A good example of values transfer is Warren Buffet's decision to appoint his son Howard to succeed him as a non-executive unpaid chairman of Berkshire Hathaway with no responsibility for day-to-day operations. Buffet emphasized that his son’s role is to serve as "guardian of the culture" because he knows the values of the firm. 

Contrast this with the apparent lack of supportive governance which is believed to have contributed to the very sad death of Café Coffee Day founder VG Siddhartha, who is suspected to have jumped off a bridge after having been missing for two days. He is reported to have written a letter (as yet unverified) discussing pressure from banks, investors and tax authorities, and intimating that there were certain transactions of which the company and the family were unaware.

Running a company is a wide-ranging and stressful job, especially when the founder has to act as the face of the business and attracts regular attention from the media. With many public calls on his or her time, it should not be a surprise that one person could become overwhelmed or unable to deal with proper scrutiny of the finances.

Good governance of family businesses is essential and should be seen as a supportive safety net for the founding family. It needs to be much more than a tick-box exercise or a set of written constitutions that sit on a shelf. 

Director appointment letters and shareholder agreements should foresee adverse circumstances such as sudden death, ill-health, dementia, financial fraud, or potential conflicts between company and family financial needs.

Key issues to consider include: Where family members are employed, do they have clear roles? Are too many family members fighting over few key roles? Is infighting distracting from the business agenda? Is there proper separation of family needs from business needs? Is there enough scrutiny over related party transactions? Has the founder become reliant on someone with undue influence?

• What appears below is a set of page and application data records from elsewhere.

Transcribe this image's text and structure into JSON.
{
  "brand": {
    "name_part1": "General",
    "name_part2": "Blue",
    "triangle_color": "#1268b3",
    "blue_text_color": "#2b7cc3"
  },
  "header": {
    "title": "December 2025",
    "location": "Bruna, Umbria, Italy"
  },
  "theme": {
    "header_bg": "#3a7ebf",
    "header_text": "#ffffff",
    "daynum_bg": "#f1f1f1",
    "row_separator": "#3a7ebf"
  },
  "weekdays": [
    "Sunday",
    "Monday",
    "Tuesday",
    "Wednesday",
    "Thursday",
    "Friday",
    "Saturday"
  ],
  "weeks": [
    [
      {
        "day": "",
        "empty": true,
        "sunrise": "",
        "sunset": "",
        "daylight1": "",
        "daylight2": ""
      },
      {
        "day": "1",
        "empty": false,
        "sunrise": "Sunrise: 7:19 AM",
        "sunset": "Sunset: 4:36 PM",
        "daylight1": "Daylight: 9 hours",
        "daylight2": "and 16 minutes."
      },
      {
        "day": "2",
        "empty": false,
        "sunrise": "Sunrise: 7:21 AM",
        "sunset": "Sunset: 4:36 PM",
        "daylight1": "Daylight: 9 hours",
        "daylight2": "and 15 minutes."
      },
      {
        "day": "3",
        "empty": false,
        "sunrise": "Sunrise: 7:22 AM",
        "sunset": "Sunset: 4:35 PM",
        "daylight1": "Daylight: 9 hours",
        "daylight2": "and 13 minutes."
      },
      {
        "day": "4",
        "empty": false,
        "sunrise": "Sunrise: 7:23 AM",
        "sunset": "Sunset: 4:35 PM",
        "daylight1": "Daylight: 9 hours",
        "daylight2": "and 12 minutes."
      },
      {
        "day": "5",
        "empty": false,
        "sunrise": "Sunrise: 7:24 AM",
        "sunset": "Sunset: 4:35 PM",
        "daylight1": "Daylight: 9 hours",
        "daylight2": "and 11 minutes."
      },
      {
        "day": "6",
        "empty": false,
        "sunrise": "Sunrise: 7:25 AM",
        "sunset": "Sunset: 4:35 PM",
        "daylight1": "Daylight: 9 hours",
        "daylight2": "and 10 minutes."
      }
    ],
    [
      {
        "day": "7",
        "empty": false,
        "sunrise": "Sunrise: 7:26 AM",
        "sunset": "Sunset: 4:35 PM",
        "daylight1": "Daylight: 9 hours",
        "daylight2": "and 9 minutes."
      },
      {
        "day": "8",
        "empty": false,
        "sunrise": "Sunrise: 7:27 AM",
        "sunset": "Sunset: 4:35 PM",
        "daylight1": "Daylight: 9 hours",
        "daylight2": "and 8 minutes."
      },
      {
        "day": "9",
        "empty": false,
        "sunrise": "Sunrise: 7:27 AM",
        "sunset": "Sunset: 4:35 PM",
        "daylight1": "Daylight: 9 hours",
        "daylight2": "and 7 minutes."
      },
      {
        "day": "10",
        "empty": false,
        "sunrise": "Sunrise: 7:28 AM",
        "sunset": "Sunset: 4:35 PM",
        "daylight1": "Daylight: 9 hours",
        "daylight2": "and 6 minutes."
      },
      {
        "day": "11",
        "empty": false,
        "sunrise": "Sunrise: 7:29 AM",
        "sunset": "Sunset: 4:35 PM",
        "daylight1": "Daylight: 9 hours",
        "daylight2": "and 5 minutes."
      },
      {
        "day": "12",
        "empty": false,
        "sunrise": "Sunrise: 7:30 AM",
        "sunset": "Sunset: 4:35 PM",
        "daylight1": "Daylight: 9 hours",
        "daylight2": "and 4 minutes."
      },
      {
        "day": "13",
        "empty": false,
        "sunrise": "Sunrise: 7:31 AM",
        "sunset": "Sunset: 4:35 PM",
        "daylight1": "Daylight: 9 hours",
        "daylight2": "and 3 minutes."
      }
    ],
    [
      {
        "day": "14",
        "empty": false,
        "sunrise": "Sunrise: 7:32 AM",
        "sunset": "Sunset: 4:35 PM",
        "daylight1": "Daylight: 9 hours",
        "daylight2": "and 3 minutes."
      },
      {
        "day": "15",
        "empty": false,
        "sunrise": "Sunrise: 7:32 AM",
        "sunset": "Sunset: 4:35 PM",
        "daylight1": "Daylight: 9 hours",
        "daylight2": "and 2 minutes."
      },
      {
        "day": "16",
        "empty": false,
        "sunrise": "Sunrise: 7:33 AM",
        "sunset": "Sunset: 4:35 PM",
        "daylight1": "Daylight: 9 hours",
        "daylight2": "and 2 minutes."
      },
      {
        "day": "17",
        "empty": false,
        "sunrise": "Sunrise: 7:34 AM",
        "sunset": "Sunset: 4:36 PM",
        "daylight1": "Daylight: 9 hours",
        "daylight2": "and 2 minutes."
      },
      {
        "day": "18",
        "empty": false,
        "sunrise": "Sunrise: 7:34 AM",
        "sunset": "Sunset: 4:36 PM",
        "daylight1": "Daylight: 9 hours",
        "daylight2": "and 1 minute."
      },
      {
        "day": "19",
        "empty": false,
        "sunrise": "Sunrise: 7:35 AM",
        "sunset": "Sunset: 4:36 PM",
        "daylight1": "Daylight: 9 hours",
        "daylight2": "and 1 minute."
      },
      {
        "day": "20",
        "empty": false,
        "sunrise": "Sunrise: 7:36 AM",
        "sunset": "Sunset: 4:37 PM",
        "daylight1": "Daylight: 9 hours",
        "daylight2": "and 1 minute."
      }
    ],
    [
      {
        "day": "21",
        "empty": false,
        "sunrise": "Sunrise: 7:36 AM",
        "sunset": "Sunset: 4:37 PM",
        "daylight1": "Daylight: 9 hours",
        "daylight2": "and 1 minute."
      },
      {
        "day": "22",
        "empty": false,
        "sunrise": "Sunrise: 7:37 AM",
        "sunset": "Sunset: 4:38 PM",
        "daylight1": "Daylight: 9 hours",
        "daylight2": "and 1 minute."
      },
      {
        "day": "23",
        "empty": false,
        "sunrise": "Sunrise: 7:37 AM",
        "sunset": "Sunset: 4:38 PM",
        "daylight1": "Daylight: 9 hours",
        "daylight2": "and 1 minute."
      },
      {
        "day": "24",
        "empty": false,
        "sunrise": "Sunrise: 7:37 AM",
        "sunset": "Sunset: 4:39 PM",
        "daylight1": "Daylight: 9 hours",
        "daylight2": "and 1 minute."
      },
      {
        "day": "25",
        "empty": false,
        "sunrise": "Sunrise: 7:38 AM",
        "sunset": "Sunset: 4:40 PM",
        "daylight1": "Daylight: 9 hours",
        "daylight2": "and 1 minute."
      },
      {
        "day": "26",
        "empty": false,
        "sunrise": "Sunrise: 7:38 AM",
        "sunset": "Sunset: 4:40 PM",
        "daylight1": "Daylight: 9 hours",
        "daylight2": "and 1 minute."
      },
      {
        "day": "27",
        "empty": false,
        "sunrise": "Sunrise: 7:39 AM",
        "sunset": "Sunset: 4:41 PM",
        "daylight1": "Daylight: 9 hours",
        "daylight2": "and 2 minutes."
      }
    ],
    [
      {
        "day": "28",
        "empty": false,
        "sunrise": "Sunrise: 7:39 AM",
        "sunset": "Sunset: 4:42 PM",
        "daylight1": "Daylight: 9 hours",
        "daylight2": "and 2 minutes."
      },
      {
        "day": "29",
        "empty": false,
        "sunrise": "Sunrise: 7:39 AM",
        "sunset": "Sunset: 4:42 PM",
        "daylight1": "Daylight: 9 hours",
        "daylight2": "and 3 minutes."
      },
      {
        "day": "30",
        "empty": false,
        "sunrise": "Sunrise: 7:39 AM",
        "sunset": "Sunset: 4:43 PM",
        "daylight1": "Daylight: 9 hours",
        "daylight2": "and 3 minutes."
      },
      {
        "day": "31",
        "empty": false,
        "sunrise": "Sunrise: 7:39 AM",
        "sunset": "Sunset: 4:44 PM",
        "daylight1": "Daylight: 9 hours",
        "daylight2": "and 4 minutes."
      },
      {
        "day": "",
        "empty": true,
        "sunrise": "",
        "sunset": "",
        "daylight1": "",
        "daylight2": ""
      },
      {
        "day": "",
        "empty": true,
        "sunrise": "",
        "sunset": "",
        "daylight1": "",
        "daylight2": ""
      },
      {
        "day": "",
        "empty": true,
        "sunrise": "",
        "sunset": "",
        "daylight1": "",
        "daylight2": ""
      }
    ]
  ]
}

Family-owned companies need to put in place an effective board with independent directors who are not afraid to speak truth to power or to ask for clarification. It can be much easier for an independent director to address sensitive issues such as workload or mental health with a founder than it is for another family member.

Experienced independent directors and professional advisers have an important role to play, although the family should ensure that they each adviser is not overly dependent on the one family business and is able to maintain objectivity.

No-one can prevent death, dementia or every disaster, or the impact on the family and the business. But, with forward thinking, good governance, succession and contingency planning, a board can do much to mitigate the financial loss that can ensue for family, employees and other family business stakeholders.

To read the article on The Wealthnet website, please click here. You may need a subscription to view the content.